After William's death, Anna tried to operate the mill and manage the family finances, but James, the eldest son had bought a farm at Tinmouth & Stanton was too young to help. The purchasers of the Harrington Sawmill, tried to buy the Lowing mill with its better water advantages, but their price was so small that she refused to sell.
After this they bribed any help she hired, until there was no one to he lp her - business declined and she was forced to take out a mortgage on the mill. This she could never pay and so lost the property to the owner of the rival mill.
James sold his property to try to help her and so lost his also. Before the year was out, Anna and her family returned to Danby where they owned a small tract of land with a house on it.
Susanna, Deborah and Stephen were married from this house, James Tinmouth. He was of Quaker descent. He lived 17 years after this marriage and died at Lewis, Essex County New York. having married in 1802.
Ten years after William's death, Anna married William Vaughan. After William Vaughan's death Anna visited all her children and finally settled down to live with James at East Gainsville, New York (Now Silver Springs). The home with all its effects at Lewis, was burned and among the things lost was the War record of William. When she applied for a pension, she had to take that of a private, for the commission as Captain was gone. She died August 23, 1845 at East Gainsville, New York.
The children of William and Anna Haight Lowing:
At the time that Georgetown was organized, in 1840, it embraced four townships, those that are now known as Jamestown, Zeeland. and Hiendon. Jamestown was organized about 1849. Jamestown took its name from three James's—James Skeels, the second supervisor, James Brown, and James M. Conkwright. The land, although mostly located by specu lators, in 1835 was mostly put on the market, and was rapidly settled by emigrants largely from Ohio. The first settler in Blendon was Booth Kinney. who settled on Dec. 12, about the year 1845, now dead. Afterwards a family by the name of Woodruff,—Milton, and Henry,—who settled on the same section. This town settled very slow. Stoors & Wyman built a mill in southeast pnrt of the town somewhere about 1850. The town was organized in 1856. First town meeting held at the house of Booth Kinney. Albert Vredenburg was the first supervisor. Zeeland was set off from Georgetown and attached to Holland, and was after organized, and one D. Young was the first supervisor: this was about 1850. The heads of families of the settlers as early as 1840 are now nearly all dead. Henry Griffin, J. V. Harris, Samuel Hart> Thomas Woodbury, Daniel Rieley, and Mrs. H. Steel are the only survivorswho first settled Talmadge.

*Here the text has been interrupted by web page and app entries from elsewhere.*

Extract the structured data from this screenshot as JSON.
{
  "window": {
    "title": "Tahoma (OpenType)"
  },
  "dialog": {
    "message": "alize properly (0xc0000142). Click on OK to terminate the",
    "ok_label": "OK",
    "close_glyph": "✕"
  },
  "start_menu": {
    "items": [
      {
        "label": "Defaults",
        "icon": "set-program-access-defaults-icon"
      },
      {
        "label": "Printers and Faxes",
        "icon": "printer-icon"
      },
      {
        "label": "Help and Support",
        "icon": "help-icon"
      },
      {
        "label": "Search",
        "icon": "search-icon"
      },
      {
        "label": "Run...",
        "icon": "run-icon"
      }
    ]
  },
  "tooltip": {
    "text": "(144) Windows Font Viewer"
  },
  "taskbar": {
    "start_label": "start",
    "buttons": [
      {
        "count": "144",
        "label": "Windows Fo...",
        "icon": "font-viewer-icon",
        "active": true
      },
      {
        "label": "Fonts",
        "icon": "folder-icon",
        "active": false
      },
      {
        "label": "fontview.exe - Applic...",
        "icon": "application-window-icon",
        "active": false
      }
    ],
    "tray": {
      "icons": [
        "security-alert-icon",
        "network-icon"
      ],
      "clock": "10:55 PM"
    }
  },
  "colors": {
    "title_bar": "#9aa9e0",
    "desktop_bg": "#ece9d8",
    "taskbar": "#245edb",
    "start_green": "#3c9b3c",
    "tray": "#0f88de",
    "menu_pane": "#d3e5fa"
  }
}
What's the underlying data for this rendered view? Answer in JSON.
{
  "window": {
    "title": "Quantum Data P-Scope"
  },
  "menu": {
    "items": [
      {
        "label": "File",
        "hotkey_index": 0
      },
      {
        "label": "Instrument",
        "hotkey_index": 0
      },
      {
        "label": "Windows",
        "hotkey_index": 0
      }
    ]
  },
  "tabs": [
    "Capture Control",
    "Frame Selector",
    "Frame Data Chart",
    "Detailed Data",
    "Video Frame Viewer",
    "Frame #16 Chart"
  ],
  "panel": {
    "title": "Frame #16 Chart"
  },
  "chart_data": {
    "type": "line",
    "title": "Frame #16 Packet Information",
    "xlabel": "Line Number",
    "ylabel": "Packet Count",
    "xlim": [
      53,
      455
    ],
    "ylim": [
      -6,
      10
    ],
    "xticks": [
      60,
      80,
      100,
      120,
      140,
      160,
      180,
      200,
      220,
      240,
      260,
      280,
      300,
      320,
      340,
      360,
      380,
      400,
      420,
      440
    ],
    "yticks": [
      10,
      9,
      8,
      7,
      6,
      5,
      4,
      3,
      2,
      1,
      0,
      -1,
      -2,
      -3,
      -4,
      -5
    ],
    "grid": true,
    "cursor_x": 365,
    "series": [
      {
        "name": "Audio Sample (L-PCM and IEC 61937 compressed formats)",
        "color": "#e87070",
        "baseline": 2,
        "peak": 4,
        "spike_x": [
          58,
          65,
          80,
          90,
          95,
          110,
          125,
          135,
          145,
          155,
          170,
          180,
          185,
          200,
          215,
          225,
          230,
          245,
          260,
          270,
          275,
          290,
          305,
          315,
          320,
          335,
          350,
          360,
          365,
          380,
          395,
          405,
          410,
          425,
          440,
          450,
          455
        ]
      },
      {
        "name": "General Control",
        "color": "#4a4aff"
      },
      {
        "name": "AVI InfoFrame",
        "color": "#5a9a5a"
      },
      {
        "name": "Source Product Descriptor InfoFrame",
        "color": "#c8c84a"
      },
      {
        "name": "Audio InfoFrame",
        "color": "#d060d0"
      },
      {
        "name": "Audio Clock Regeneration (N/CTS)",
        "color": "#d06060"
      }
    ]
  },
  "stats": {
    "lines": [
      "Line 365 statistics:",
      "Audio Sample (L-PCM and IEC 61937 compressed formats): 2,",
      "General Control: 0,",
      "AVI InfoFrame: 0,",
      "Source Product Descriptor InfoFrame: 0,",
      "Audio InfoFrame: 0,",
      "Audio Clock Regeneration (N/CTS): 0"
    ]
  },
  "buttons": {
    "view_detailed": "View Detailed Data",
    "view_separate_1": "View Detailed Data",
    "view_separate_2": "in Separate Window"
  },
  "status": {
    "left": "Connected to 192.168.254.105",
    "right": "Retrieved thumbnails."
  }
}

Hiram Jenison, Luman and Lucins Jenison, S. Yeomaus, L. Burdsly, Edward F. Bosworth, and Freeman Burton are the only survivors of the residents of Georgetown, in 1840, at the time of its organization. The settler* of that day endured many trials and privations, such as are incidental to a: new country. The western portion of the county, and particularly on the south side nf the river, was regarded valueless for agricultural purposes, and had been a great drawback to the settlers in the eastern part of the county, owing to the malaria rising from low lands, causing much sickness, from which very few, if any, of the older settlers were able to escape. It was not unfrequently the case that whole families were found sick with the ague and burning fever at the same time, and no one able to offer a draught of cold water,—and frequently these families resided many miles from other settlers. The mdsquitoes and fleas were intolerable.
The contrast in the appearance and comforts of this county in 1840 and the present day is very great.